Data items
┄┄┄┄┄┄

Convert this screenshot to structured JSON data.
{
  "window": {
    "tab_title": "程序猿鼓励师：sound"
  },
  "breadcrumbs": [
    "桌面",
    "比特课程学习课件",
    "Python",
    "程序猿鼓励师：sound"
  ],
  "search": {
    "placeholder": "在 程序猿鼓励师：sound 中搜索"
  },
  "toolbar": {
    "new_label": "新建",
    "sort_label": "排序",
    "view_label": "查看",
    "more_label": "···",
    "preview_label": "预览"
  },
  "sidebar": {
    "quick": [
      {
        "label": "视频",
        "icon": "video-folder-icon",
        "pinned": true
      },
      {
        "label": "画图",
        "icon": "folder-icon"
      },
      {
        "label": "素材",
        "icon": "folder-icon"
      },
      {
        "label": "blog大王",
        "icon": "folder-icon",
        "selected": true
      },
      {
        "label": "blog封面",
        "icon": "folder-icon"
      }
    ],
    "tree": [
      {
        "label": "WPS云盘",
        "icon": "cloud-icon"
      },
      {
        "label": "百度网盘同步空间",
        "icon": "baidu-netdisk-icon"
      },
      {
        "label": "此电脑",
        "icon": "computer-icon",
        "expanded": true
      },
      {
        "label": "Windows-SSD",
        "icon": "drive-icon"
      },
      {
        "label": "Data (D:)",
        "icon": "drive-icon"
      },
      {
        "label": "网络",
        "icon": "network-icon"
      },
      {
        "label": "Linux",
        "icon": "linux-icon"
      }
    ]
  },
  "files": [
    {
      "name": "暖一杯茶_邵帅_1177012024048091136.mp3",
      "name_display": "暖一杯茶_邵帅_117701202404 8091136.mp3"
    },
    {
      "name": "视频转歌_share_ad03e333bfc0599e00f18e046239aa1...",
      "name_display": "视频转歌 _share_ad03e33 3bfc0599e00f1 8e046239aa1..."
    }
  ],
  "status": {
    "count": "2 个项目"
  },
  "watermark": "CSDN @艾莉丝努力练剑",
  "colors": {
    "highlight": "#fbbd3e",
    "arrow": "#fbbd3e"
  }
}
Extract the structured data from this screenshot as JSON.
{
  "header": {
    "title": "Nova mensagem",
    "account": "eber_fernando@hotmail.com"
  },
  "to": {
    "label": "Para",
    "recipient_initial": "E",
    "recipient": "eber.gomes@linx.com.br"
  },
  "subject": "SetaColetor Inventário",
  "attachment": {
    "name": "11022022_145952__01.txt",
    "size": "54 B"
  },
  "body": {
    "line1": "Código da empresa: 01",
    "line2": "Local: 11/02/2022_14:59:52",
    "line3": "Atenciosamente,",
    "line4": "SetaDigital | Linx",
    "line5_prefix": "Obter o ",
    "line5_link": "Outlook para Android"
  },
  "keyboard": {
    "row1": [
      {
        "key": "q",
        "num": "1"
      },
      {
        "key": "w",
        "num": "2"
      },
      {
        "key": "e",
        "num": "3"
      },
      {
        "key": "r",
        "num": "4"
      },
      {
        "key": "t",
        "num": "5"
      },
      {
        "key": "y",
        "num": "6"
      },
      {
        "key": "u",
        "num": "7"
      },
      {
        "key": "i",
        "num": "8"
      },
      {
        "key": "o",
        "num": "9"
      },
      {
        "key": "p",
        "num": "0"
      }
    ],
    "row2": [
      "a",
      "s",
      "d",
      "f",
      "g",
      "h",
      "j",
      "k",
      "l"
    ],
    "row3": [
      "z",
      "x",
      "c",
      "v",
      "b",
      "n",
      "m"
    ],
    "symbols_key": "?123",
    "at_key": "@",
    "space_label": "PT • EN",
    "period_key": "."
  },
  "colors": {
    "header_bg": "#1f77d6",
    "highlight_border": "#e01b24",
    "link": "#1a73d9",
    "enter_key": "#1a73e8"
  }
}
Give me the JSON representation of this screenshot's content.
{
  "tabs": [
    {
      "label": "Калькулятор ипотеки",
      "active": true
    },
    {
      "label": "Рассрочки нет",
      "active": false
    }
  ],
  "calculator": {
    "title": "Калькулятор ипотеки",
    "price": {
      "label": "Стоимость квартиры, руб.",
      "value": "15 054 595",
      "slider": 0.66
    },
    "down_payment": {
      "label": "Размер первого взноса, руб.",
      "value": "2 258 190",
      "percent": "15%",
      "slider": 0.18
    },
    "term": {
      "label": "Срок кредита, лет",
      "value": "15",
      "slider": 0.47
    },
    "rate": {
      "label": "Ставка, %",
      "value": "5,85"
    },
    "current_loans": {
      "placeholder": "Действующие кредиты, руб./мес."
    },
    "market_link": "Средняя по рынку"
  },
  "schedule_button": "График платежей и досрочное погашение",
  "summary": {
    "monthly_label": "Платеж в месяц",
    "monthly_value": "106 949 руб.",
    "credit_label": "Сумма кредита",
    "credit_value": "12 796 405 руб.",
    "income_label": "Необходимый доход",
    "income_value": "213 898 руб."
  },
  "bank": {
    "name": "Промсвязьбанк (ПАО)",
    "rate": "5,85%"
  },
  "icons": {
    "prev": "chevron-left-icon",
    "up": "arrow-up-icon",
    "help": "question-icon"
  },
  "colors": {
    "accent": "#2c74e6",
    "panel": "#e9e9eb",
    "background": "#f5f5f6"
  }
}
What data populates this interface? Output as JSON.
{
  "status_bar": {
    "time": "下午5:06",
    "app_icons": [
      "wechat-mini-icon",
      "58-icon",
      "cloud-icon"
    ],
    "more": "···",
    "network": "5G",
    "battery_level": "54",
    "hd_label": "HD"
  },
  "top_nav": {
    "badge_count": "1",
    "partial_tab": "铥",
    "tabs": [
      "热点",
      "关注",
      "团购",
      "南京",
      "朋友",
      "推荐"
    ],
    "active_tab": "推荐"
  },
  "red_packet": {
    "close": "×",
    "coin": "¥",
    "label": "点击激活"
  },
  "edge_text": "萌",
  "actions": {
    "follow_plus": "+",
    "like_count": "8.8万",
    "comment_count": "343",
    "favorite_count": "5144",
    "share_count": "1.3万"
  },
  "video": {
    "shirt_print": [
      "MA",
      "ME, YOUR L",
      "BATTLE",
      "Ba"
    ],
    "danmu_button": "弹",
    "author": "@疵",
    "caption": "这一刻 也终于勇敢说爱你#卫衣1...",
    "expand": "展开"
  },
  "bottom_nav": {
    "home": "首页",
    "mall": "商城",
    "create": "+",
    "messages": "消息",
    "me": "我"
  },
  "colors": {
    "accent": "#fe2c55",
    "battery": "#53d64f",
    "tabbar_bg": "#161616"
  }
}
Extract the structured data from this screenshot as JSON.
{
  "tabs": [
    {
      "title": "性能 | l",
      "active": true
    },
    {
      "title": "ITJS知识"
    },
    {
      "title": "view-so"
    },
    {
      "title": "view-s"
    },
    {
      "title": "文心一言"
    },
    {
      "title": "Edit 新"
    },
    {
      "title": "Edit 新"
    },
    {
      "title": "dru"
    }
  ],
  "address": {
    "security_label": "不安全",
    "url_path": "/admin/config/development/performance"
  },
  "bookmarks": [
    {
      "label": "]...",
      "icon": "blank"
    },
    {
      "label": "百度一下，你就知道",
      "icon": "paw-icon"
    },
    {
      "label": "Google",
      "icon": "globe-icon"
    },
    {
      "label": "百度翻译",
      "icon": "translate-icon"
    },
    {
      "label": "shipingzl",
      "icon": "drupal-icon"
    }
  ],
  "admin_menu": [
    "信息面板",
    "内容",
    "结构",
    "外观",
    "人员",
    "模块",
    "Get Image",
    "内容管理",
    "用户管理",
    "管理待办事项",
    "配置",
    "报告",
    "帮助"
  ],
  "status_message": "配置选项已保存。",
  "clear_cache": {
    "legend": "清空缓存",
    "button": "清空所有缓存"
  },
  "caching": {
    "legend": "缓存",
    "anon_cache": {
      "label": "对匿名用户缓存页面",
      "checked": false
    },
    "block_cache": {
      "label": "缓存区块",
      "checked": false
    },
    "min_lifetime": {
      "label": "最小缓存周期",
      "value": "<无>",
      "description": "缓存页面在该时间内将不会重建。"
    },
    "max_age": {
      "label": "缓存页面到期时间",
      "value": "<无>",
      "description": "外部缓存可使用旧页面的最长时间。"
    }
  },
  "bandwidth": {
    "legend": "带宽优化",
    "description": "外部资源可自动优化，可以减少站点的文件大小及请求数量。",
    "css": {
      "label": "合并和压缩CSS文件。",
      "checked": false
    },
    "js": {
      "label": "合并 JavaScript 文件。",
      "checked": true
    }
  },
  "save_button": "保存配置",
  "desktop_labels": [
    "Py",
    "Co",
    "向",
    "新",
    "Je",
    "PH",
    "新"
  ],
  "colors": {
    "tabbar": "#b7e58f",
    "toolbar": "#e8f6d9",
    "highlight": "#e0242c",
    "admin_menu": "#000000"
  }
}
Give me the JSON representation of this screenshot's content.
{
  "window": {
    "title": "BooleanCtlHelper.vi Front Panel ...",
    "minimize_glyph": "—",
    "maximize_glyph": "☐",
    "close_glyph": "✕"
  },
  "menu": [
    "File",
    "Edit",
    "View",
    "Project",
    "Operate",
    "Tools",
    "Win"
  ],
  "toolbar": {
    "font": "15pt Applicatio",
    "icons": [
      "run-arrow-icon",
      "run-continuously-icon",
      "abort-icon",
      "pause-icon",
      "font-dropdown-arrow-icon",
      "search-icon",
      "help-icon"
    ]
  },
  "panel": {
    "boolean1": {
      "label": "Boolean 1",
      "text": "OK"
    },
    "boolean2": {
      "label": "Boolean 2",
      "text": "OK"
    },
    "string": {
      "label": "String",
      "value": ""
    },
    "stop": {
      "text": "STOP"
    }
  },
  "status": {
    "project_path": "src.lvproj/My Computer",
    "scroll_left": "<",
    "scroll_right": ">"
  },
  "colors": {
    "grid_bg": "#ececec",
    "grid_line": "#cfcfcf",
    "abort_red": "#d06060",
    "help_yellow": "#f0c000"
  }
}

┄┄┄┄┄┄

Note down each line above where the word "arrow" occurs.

# [Exercise answer]
    "arrow": "#fbbd3e"
    "up": "arrow-up-icon",
      "run-arrow-icon",
      "font-dropdown-arrow-icon",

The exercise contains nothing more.